GROUP 3 (tanjung Putting Borneo. 1971) 2007
Ballpoint pen and graphite on paper
107.5 x 110 in.
, North Miami
September 25, 2008 through November 9, 2008
Curated by Ruba Katrib
Featuring: Ida Ekblad, Hadassah Emmerich, Naomi Fisher, Elke Krystufek, Marlene McCarty, Claudia & Julia Muller, and Paulina Olowska
Indigenous people, women artists, and nature dominate the Dark Continents
exhibit currently on display at the Museum of Contemporary Art. With a blend of installation art, films, and other mixed mediums, the cohesive themes of primitive, exotic, and femininity make for an interesting combination of new and old. The seven women artists come from diverse backgrounds and various countries creating a collaboration which makes the exhibit interesting and a little strange at times.
Elke Krystufek's Lakshm
i was the first piece that I came upon. Both striking and overwhelming, the acrylic on canvas work was a nod at eastern Hindu religion mixed with overt sexual references and female power. Covered in what seemed to be a conversation between two people, perhaps even herself and the goddess depicted in the painting. It seemed she wanted to intertwine her strength as a woman and the primitive needs of all humans and gods.
Polish artist Paulina Olowska's From Nothing to Something
being placed next to The Absinthe Drinker
was intriguing. From Nothing to Something
is a large collage and acrylic piece that made me recall childhood memories: a return to a happy, carefree time. So when I turned to see the small Absinthe Drinker
, it left me feeling sad. The painting was so tiny compared to the other: a close-up of a lone drinker. I'm hoping the placing was strategic, wanting the viewer to be affected emotionally.
Speaking of emotions, Naomi Fisher's video installation Grotto Dancing
was shown in a room by itself. Painted red walls and women acting primal, wild, and goddess-like brought out a feeling of anger. Not at her work, but the women themselves. The dancing, screaming, and the over use of the color red evoked a small sense of rage in me that made me unable to be in the room for more than a minute or two. Perhaps that was the point.
For me the two artists that really stood out were Marlene McCarty and Hadassah Emmerich. Marlene McCarty's Group 2
and Group 3
are made from a ballpoint pen and graphite on paper and are huge in size. They detail true stories of primates and people interacting together. The ink work is amazing. I stood in awe for quite awhile admiring the intricate shading. The somewhat sexual nature of the woman and primates reminds me that we share roughly 98% of the same DNA.
I couldn't stop looking at Hadassah Emmerich's The Sungod
. I found myself strangely attracted to this mixed media work. I walked the whole exhibit, but kept coming back to her work. Emmerich's Witches Mirror
also caught my eye as one of the best pieces there. The mix of subdued colors and silver shine made me want to reach out and touch it. I didn't of course, but I did lean in close and really examine her creative style. I felt drawn to them; like a strange, out of focus dream that I couldn't quite remember, but knew that the images were in my subconscious somewhere.

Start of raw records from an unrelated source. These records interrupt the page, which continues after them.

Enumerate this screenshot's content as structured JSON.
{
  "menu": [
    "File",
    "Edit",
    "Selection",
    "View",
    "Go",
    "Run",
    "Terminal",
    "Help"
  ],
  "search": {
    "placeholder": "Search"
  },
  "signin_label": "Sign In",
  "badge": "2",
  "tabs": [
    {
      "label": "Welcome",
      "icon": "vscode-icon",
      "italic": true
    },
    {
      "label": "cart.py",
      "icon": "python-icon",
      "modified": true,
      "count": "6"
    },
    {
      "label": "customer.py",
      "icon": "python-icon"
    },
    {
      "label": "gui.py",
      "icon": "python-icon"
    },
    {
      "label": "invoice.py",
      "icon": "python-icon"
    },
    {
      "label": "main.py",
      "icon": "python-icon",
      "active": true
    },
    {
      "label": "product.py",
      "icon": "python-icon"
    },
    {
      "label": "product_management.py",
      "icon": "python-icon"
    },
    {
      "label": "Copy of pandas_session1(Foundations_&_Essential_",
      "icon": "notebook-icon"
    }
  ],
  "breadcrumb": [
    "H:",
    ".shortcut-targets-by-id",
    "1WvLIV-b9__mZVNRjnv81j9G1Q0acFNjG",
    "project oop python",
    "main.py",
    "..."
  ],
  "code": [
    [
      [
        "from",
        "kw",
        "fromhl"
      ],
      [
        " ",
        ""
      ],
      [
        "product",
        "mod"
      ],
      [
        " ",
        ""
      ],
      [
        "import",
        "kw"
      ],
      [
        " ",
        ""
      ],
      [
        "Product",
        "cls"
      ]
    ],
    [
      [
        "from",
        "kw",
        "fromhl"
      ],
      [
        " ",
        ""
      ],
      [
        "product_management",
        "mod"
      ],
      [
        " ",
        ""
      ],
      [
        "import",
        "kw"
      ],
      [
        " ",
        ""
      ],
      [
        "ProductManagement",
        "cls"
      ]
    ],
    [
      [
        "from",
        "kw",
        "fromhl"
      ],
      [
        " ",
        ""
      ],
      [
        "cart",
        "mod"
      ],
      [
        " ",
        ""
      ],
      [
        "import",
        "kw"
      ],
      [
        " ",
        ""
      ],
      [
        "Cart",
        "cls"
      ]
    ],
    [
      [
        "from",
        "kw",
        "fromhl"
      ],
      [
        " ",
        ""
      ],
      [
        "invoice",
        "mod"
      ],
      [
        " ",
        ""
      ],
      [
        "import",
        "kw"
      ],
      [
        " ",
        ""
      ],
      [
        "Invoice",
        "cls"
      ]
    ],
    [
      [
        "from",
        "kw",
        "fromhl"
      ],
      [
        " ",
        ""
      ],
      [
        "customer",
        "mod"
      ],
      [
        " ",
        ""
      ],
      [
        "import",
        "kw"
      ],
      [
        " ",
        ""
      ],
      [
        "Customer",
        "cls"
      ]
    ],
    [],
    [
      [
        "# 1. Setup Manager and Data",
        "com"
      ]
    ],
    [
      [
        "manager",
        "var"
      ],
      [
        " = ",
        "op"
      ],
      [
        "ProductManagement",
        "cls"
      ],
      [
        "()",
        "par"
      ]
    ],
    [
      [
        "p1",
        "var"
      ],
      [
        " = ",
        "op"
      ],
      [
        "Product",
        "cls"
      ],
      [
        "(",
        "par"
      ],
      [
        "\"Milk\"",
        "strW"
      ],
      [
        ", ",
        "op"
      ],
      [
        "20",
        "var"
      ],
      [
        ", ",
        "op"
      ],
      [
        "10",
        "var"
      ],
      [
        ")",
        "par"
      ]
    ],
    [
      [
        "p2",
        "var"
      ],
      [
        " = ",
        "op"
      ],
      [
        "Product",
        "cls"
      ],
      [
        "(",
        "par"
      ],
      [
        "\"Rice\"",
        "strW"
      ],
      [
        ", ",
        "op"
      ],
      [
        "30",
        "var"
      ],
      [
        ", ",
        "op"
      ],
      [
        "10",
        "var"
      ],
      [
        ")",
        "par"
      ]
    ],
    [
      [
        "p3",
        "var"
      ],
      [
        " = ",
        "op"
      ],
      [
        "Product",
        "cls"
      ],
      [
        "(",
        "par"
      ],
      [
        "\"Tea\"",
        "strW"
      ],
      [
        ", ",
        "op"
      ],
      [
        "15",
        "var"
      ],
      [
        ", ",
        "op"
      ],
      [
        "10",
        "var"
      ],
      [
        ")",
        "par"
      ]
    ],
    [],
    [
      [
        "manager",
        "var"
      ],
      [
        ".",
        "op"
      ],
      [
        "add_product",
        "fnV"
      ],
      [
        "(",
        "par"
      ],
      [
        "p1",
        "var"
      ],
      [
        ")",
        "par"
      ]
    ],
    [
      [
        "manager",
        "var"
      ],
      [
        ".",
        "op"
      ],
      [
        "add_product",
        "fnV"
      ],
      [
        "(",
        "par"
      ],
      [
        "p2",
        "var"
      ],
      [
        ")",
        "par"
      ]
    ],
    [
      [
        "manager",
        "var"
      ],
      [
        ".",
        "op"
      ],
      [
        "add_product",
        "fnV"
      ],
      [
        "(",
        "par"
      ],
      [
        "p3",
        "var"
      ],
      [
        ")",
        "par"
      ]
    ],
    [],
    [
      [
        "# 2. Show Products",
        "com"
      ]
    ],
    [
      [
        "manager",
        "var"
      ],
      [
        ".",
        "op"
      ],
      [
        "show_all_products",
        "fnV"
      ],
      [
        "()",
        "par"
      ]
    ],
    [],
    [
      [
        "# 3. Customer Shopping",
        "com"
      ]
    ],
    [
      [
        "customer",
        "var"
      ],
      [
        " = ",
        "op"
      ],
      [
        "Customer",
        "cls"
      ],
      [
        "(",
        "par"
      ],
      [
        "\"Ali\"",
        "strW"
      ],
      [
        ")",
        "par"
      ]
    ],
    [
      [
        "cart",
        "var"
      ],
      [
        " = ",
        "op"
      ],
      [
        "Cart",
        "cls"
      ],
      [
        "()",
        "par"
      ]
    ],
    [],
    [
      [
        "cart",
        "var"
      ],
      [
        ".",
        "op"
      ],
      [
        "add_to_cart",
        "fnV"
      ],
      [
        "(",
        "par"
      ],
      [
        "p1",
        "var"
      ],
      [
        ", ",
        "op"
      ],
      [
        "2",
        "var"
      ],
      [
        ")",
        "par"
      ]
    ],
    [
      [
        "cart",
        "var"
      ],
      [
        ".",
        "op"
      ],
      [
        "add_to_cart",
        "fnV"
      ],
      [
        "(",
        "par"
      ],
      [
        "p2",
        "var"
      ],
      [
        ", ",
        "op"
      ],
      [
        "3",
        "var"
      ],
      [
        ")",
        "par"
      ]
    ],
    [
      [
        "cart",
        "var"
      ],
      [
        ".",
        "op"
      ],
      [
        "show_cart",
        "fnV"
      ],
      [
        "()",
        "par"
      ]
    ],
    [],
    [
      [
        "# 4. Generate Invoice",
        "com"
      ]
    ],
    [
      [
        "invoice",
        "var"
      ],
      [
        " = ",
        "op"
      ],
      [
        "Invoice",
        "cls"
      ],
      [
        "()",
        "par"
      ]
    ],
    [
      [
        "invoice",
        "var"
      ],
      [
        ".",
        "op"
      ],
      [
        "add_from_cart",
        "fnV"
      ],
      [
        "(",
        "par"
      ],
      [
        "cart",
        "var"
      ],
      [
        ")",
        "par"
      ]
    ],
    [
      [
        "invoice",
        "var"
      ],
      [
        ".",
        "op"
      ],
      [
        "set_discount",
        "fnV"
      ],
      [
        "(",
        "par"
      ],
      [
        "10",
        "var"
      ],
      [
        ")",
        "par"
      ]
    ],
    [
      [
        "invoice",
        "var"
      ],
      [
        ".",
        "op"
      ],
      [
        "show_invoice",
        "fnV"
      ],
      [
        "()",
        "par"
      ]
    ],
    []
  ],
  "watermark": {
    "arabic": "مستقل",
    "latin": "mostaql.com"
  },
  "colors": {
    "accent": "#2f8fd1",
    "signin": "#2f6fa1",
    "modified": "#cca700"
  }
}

The opening and closing pieces are both films. The first film is the sequel to the last film in the show. I was unaware that the films were connected beyond the fact that they were from the same artist, Elke Krystufek. While watching some of the last film Dr. Love on Easter Island
, I was approached by a few people who informed me how incredible the movie is and if I ever get the chance I should rent it to watch it in its entirety. I think I will.
Overall, MOCA's Dark Continents
did not disappoint. Like any show, some pieces failed to excite me, some just left me confused, but others made me want to see more. I am looking to the future to see what else these women produce and to the past to see if maybe I have missed some of their other phenomenal works.